═════ Records supplied

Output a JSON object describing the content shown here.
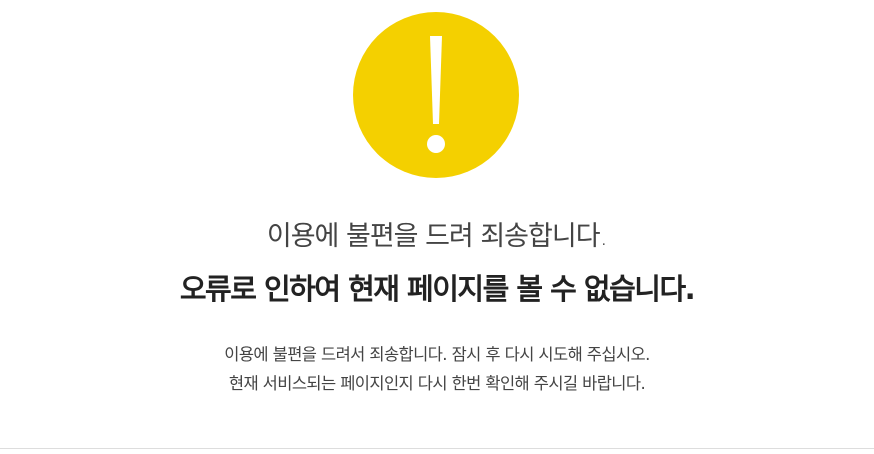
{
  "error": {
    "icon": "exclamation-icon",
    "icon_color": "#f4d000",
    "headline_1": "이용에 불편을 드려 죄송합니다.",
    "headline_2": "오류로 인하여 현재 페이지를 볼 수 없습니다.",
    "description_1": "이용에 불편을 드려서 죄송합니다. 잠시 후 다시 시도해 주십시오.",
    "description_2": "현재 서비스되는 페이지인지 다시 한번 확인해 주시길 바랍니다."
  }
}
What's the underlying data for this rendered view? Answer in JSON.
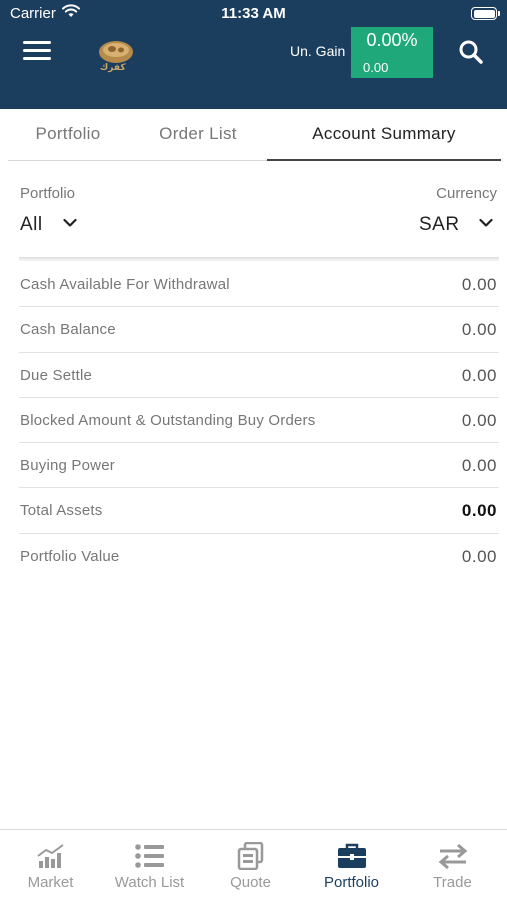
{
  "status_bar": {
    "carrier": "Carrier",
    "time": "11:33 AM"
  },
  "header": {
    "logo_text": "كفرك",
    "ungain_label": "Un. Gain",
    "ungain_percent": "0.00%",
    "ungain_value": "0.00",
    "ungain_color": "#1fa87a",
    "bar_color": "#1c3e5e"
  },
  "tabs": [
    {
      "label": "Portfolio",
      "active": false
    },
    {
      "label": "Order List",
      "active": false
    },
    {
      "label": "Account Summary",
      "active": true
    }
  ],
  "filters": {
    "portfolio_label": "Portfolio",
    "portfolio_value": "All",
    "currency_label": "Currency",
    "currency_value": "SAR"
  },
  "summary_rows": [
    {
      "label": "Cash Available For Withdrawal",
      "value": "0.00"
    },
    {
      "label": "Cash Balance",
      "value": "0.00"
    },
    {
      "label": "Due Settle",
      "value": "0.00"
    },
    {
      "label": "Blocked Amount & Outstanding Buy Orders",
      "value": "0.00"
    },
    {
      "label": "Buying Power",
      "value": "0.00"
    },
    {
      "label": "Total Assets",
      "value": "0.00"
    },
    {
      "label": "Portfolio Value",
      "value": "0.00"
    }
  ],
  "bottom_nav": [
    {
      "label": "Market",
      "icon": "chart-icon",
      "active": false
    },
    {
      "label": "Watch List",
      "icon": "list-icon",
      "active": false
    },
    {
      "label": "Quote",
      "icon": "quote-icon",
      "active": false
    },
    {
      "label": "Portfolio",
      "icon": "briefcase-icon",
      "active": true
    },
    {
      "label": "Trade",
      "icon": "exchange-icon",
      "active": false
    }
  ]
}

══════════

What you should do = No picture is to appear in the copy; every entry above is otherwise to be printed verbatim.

Solution to the exercise =
Output a JSON object describing the content shown here.
{
  "error": {
    "icon": "exclamation-icon",
    "icon_color": "#f4d000",
    "headline_1": "이용에 불편을 드려 죄송합니다.",
    "headline_2": "오류로 인하여 현재 페이지를 볼 수 없습니다.",
    "description_1": "이용에 불편을 드려서 죄송합니다. 잠시 후 다시 시도해 주십시오.",
    "description_2": "현재 서비스되는 페이지인지 다시 한번 확인해 주시길 바랍니다."
  }
}
What's the underlying data for this rendered view? Answer in JSON.
{
  "status_bar": {
    "carrier": "Carrier",
    "time": "11:33 AM"
  },
  "header": {
    "logo_text": "كفرك",
    "ungain_label": "Un. Gain",
    "ungain_percent": "0.00%",
    "ungain_value": "0.00",
    "ungain_color": "#1fa87a",
    "bar_color": "#1c3e5e"
  },
  "tabs": [
    {
      "label": "Portfolio",
      "active": false
    },
    {
      "label": "Order List",
      "active": false
    },
    {
      "label": "Account Summary",
      "active": true
    }
  ],
  "filters": {
    "portfolio_label": "Portfolio",
    "portfolio_value": "All",
    "currency_label": "Currency",
    "currency_value": "SAR"
  },
  "summary_rows": [
    {
      "label": "Cash Available For Withdrawal",
      "value": "0.00"
    },
    {
      "label": "Cash Balance",
      "value": "0.00"
    },
    {
      "label": "Due Settle",
      "value": "0.00"
    },
    {
      "label": "Blocked Amount & Outstanding Buy Orders",
      "value": "0.00"
    },
    {
      "label": "Buying Power",
      "value": "0.00"
    },
    {
      "label": "Total Assets",
      "value": "0.00"
    },
    {
      "label": "Portfolio Value",
      "value": "0.00"
    }
  ],
  "bottom_nav": [
    {
      "label": "Market",
      "icon": "chart-icon",
      "active": false
    },
    {
      "label": "Watch List",
      "icon": "list-icon",
      "active": false
    },
    {
      "label": "Quote",
      "icon": "quote-icon",
      "active": false
    },
    {
      "label": "Portfolio",
      "icon": "briefcase-icon",
      "active": true
    },
    {
      "label": "Trade",
      "icon": "exchange-icon",
      "active": false
    }
  ]
}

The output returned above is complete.